--- Action item ---
Whatever the records below hold, copy it all out exactly.

--- Data provided ---
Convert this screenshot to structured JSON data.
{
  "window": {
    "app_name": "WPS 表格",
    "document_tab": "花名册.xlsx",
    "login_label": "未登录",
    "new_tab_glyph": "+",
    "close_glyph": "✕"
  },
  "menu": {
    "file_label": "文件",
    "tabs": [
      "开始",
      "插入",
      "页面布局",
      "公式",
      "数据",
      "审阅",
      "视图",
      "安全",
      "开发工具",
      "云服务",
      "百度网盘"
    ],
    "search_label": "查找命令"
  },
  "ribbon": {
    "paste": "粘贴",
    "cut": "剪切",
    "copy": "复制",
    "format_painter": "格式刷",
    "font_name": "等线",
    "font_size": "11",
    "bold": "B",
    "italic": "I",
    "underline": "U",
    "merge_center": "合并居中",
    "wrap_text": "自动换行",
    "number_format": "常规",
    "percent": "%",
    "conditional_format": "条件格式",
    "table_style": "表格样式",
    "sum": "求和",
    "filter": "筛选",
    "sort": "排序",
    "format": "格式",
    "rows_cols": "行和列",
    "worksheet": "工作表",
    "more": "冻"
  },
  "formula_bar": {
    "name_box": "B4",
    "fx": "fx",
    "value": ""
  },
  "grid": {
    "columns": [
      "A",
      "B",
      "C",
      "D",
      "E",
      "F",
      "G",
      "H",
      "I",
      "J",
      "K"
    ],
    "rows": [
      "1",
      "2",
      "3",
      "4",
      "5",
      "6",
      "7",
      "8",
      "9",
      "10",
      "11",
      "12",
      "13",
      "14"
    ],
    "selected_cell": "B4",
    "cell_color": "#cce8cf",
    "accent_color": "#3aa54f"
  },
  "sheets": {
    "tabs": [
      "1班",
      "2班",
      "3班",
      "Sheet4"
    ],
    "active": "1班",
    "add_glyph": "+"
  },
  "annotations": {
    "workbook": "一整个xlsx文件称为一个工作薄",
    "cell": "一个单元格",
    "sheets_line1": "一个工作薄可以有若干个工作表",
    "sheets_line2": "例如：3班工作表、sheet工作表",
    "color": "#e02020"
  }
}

--- Task output ---
Convert this screenshot to structured JSON data.
{
  "window": {
    "app_name": "WPS 表格",
    "document_tab": "花名册.xlsx",
    "login_label": "未登录",
    "new_tab_glyph": "+",
    "close_glyph": "✕"
  },
  "menu": {
    "file_label": "文件",
    "tabs": [
      "开始",
      "插入",
      "页面布局",
      "公式",
      "数据",
      "审阅",
      "视图",
      "安全",
      "开发工具",
      "云服务",
      "百度网盘"
    ],
    "search_label": "查找命令"
  },
  "ribbon": {
    "paste": "粘贴",
    "cut": "剪切",
    "copy": "复制",
    "format_painter": "格式刷",
    "font_name": "等线",
    "font_size": "11",
    "bold": "B",
    "italic": "I",
    "underline": "U",
    "merge_center": "合并居中",
    "wrap_text": "自动换行",
    "number_format": "常规",
    "percent": "%",
    "conditional_format": "条件格式",
    "table_style": "表格样式",
    "sum": "求和",
    "filter": "筛选",
    "sort": "排序",
    "format": "格式",
    "rows_cols": "行和列",
    "worksheet": "工作表",
    "more": "冻"
  },
  "formula_bar": {
    "name_box": "B4",
    "fx": "fx",
    "value": ""
  },
  "grid": {
    "columns": [
      "A",
      "B",
      "C",
      "D",
      "E",
      "F",
      "G",
      "H",
      "I",
      "J",
      "K"
    ],
    "rows": [
      "1",
      "2",
      "3",
      "4",
      "5",
      "6",
      "7",
      "8",
      "9",
      "10",
      "11",
      "12",
      "13",
      "14"
    ],
    "selected_cell": "B4",
    "cell_color": "#cce8cf",
    "accent_color": "#3aa54f"
  },
  "sheets": {
    "tabs": [
      "1班",
      "2班",
      "3班",
      "Sheet4"
    ],
    "active": "1班",
    "add_glyph": "+"
  },
  "annotations": {
    "workbook": "一整个xlsx文件称为一个工作薄",
    "cell": "一个单元格",
    "sheets_line1": "一个工作薄可以有若干个工作表",
    "sheets_line2": "例如：3班工作表、sheet工作表",
    "color": "#e02020"
  }
}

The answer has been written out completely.